The other story that really stood out to me most in the documentary was the story of the toothbrush that ended up on the beach. A few years ago, I went on a family vacation with my parents to Belize. I remember looking at the beautiful beaches next to the hotel, and enjoying the water. One day, we decided to walk a little further down the beach to see what else we could find. Less than a mile away, we ended up on a path covered in trash. I had never seen so much debris before. All around us lay plastic bottles, towels, just anything imaginable. To see a place so beautiful littered like that was heartbreaking. Listening to a designer talk about their impact on the environment was very interesting to me. Designers create, they build, but I had never seen a designer talk about the life span of a product, or the inevitability of it. As average people, most of us consume and contribute to the trash on a regular basis, rarely taking into account how we affect the world around us. In recent years, I’ve noticed more and more eco-friendly designs that have been introduced through social media. I saw a video about a water capsule that completely dissolves in your mouth as soon as it bursts, and spoons that are made out of a hard, wheat substance that can be eaten or easily decomposed. Out of curiosity, I was looking for more sustainable design and found this company: http://tomorrowmachine.se/#This too shall pass. It’s clear that designers are trying to tackle the problem of sustainability in design, but how can we make design like this the standard? How can we mass produce objects that are well designed and safe for the environment at a rate that can actually make a difference? Will plastic manufacturers put up a fight? I’m not sure what the answers to these questions are just yet, but I am eager to see how we can make a future of sustainability come true.

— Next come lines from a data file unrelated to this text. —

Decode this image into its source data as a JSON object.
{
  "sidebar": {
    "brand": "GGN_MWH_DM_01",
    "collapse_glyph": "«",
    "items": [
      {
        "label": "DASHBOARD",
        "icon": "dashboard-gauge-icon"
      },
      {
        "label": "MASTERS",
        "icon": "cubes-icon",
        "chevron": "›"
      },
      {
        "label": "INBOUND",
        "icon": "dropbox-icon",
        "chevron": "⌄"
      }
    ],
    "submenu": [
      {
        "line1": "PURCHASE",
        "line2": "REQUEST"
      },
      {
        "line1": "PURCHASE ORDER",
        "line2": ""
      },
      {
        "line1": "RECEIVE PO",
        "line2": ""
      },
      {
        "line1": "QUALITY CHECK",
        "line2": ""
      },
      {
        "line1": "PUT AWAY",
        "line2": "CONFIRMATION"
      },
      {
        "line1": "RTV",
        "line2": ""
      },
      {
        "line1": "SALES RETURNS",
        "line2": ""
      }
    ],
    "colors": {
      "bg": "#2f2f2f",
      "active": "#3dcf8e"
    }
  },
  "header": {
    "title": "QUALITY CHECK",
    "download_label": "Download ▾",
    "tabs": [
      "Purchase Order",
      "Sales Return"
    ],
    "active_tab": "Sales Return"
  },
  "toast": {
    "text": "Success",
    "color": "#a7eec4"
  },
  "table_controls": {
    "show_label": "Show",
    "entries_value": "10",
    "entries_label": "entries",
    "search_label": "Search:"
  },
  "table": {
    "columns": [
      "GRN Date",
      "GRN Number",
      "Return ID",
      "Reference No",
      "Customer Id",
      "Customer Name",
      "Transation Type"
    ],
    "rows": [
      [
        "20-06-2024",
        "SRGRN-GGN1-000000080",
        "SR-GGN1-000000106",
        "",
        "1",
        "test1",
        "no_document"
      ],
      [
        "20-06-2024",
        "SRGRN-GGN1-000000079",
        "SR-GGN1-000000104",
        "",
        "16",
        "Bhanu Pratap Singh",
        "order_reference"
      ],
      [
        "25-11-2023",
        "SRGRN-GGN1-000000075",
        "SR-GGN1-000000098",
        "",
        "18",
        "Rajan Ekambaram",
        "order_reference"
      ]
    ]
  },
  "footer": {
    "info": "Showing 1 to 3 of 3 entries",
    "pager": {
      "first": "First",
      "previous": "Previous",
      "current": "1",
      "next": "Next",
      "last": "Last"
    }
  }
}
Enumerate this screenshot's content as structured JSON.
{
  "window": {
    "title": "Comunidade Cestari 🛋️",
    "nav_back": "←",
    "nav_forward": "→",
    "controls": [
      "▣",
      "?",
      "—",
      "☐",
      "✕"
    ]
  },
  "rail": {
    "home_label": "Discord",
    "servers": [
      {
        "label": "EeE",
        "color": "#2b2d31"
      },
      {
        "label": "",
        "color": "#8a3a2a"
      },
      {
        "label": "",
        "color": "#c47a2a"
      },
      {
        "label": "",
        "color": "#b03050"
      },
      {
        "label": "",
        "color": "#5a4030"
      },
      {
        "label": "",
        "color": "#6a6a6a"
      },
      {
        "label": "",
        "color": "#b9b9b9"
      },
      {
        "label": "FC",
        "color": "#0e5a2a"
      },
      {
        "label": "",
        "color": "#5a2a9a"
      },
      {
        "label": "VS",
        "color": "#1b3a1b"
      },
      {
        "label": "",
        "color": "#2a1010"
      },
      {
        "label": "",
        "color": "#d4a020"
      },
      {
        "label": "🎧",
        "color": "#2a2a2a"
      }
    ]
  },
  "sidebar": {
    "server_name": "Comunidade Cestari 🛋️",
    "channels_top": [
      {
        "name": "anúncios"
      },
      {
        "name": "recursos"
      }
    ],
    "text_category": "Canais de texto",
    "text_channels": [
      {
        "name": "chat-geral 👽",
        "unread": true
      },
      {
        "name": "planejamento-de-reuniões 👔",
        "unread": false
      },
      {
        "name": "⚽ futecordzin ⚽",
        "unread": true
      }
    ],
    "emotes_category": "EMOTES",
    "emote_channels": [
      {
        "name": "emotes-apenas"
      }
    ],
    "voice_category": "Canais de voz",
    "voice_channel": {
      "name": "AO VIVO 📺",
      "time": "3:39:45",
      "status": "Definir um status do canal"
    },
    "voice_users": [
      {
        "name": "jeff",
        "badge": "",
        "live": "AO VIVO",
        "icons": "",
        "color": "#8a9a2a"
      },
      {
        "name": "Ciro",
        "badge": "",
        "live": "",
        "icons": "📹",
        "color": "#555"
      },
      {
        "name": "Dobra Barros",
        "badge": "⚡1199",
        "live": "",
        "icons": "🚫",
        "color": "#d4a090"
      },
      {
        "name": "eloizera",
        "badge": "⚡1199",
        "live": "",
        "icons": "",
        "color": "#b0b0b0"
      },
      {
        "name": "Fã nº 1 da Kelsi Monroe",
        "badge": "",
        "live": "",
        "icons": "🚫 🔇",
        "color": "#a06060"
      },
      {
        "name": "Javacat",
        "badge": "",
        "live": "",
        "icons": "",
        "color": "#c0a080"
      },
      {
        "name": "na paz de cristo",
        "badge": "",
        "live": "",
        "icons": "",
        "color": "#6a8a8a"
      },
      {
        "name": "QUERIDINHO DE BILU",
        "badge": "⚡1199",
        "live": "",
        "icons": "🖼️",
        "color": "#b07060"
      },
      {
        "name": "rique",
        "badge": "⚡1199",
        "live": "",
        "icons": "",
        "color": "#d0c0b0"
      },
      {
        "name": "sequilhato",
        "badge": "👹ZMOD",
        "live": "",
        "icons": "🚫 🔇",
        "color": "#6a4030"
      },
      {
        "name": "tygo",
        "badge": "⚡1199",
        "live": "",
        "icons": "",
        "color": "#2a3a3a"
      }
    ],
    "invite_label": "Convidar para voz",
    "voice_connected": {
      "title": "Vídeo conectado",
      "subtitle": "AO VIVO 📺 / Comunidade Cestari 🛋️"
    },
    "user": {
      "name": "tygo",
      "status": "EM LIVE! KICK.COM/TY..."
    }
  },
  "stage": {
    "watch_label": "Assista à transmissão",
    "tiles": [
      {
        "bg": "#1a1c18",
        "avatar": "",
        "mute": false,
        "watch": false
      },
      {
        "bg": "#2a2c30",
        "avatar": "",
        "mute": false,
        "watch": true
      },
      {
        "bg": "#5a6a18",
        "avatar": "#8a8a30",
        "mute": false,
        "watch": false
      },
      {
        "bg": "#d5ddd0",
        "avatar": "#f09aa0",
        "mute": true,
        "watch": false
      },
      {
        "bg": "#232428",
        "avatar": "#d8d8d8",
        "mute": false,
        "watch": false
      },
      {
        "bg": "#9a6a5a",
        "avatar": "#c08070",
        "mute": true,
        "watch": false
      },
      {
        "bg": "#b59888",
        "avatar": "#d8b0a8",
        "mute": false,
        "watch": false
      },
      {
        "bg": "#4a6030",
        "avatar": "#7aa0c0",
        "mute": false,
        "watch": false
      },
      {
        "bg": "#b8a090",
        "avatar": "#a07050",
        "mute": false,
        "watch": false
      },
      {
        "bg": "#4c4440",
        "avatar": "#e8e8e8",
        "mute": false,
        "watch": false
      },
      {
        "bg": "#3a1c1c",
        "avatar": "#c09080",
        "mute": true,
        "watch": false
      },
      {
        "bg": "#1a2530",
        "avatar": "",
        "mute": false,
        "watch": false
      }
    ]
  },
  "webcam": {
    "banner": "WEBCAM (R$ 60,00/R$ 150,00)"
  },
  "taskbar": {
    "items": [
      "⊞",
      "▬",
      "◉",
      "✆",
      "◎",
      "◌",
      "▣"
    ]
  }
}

Listening to Avrind Gupta’s talk, I at first thought of how inventive and creative Gupta is to reuse items to create toys and learning objects. From an adult perspective, it seems so impressive. But if anyone has ever watched children play, it is very apparent that children come up with multiple uses for things quite naturally. A chair can be a spaceship, a fork can be a shovel. And although children without guidance will not learn what a polygon is, they can learn by doing and inventing on their own. I think Gupta’s talk was very interesting, but it seemed less about using trash and more about what can be done with little for children. This begs the question whether or not we need to create toys for children? Can we give them modified everyday objects instead of ever heading into ToysRUs? Do parents or teachers have time to assemble objects that allow for play and learning? Children’s toys seem like such an easy thing to design, but making a toy educational and enjoyable is a feat in its own. Gupta’s talk touches lightly on using trash to make toys, but it doesn’t touch at the root of the problem. Creating millions of plastic toys every year creates great amounts of waste. Instead of creating toys from trash, shouldn’t we be trying to create objects that don’t become trash? While I thought Gupta’s talk was very interesting, I couldn’t help but think that assuming we have trash is something we should try to change. His viewpoint may factor in the financial situation of his audience as well. While I think that toy manufacturing is where the change needs to happen, children that Gupta may be teaching might not have money to spend on toys. As a result, toys from trash is essential to their learning and to their childhood.